Work instruction: This exercise calls for every record to be set down exactly.

Data excerpts:

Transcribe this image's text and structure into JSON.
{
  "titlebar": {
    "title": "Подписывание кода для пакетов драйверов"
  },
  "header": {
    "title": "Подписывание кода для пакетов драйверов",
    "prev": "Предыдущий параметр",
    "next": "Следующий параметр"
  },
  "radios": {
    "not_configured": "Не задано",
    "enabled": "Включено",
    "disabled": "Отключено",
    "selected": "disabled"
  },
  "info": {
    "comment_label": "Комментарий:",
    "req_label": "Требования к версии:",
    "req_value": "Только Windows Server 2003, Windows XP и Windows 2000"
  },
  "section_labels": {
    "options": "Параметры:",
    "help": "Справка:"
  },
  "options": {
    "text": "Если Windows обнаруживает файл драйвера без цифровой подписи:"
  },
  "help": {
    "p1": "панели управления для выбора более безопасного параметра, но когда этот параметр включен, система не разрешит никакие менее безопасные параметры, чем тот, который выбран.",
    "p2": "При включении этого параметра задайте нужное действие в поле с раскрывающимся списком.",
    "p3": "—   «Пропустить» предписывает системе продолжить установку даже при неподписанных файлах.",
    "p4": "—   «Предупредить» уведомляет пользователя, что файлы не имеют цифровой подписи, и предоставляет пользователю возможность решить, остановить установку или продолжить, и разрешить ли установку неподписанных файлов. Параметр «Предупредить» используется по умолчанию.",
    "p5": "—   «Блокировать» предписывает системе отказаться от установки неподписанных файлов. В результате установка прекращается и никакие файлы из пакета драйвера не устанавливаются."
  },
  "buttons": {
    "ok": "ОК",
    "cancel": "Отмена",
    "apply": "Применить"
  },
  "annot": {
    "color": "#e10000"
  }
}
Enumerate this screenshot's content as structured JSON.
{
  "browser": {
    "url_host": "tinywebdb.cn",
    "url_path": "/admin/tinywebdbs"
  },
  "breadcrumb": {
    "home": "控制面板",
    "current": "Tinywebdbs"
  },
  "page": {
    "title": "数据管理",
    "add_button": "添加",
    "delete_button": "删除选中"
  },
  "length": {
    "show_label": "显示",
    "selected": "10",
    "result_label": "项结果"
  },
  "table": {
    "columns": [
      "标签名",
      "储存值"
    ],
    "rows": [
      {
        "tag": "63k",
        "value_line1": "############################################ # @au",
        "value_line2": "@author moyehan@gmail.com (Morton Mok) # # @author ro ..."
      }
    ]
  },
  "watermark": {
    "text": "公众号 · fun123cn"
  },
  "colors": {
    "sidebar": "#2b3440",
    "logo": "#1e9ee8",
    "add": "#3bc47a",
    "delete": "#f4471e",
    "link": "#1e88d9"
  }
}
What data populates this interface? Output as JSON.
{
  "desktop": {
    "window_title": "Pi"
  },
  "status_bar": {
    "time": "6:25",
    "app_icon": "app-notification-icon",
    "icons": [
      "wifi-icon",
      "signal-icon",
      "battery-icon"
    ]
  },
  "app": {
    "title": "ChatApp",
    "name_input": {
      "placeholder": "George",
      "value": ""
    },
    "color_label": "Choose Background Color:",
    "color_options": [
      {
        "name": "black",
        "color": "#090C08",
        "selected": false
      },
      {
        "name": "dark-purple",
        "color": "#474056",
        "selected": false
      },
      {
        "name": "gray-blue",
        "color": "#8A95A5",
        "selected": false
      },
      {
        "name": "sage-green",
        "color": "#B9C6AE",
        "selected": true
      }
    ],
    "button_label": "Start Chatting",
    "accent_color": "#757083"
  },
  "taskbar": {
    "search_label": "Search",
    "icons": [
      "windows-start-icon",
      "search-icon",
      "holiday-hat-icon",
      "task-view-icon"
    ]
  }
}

Reply:
Transcribe this image's text and structure into JSON.
{
  "titlebar": {
    "title": "Подписывание кода для пакетов драйверов"
  },
  "header": {
    "title": "Подписывание кода для пакетов драйверов",
    "prev": "Предыдущий параметр",
    "next": "Следующий параметр"
  },
  "radios": {
    "not_configured": "Не задано",
    "enabled": "Включено",
    "disabled": "Отключено",
    "selected": "disabled"
  },
  "info": {
    "comment_label": "Комментарий:",
    "req_label": "Требования к версии:",
    "req_value": "Только Windows Server 2003, Windows XP и Windows 2000"
  },
  "section_labels": {
    "options": "Параметры:",
    "help": "Справка:"
  },
  "options": {
    "text": "Если Windows обнаруживает файл драйвера без цифровой подписи:"
  },
  "help": {
    "p1": "панели управления для выбора более безопасного параметра, но когда этот параметр включен, система не разрешит никакие менее безопасные параметры, чем тот, который выбран.",
    "p2": "При включении этого параметра задайте нужное действие в поле с раскрывающимся списком.",
    "p3": "—   «Пропустить» предписывает системе продолжить установку даже при неподписанных файлах.",
    "p4": "—   «Предупредить» уведомляет пользователя, что файлы не имеют цифровой подписи, и предоставляет пользователю возможность решить, остановить установку или продолжить, и разрешить ли установку неподписанных файлов. Параметр «Предупредить» используется по умолчанию.",
    "p5": "—   «Блокировать» предписывает системе отказаться от установки неподписанных файлов. В результате установка прекращается и никакие файлы из пакета драйвера не устанавливаются."
  },
  "buttons": {
    "ok": "ОК",
    "cancel": "Отмена",
    "apply": "Применить"
  },
  "annot": {
    "color": "#e10000"
  }
}
Enumerate this screenshot's content as structured JSON.
{
  "browser": {
    "url_host": "tinywebdb.cn",
    "url_path": "/admin/tinywebdbs"
  },
  "breadcrumb": {
    "home": "控制面板",
    "current": "Tinywebdbs"
  },
  "page": {
    "title": "数据管理",
    "add_button": "添加",
    "delete_button": "删除选中"
  },
  "length": {
    "show_label": "显示",
    "selected": "10",
    "result_label": "项结果"
  },
  "table": {
    "columns": [
      "标签名",
      "储存值"
    ],
    "rows": [
      {
        "tag": "63k",
        "value_line1": "############################################ # @au",
        "value_line2": "@author moyehan@gmail.com (Morton Mok) # # @author ro ..."
      }
    ]
  },
  "watermark": {
    "text": "公众号 · fun123cn"
  },
  "colors": {
    "sidebar": "#2b3440",
    "logo": "#1e9ee8",
    "add": "#3bc47a",
    "delete": "#f4471e",
    "link": "#1e88d9"
  }
}
What data populates this interface? Output as JSON.
{
  "desktop": {
    "window_title": "Pi"
  },
  "status_bar": {
    "time": "6:25",
    "app_icon": "app-notification-icon",
    "icons": [
      "wifi-icon",
      "signal-icon",
      "battery-icon"
    ]
  },
  "app": {
    "title": "ChatApp",
    "name_input": {
      "placeholder": "George",
      "value": ""
    },
    "color_label": "Choose Background Color:",
    "color_options": [
      {
        "name": "black",
        "color": "#090C08",
        "selected": false
      },
      {
        "name": "dark-purple",
        "color": "#474056",
        "selected": false
      },
      {
        "name": "gray-blue",
        "color": "#8A95A5",
        "selected": false
      },
      {
        "name": "sage-green",
        "color": "#B9C6AE",
        "selected": true
      }
    ],
    "button_label": "Start Chatting",
    "accent_color": "#757083"
  },
  "taskbar": {
    "search_label": "Search",
    "icons": [
      "windows-start-icon",
      "search-icon",
      "holiday-hat-icon",
      "task-view-icon"
    ]
  }
}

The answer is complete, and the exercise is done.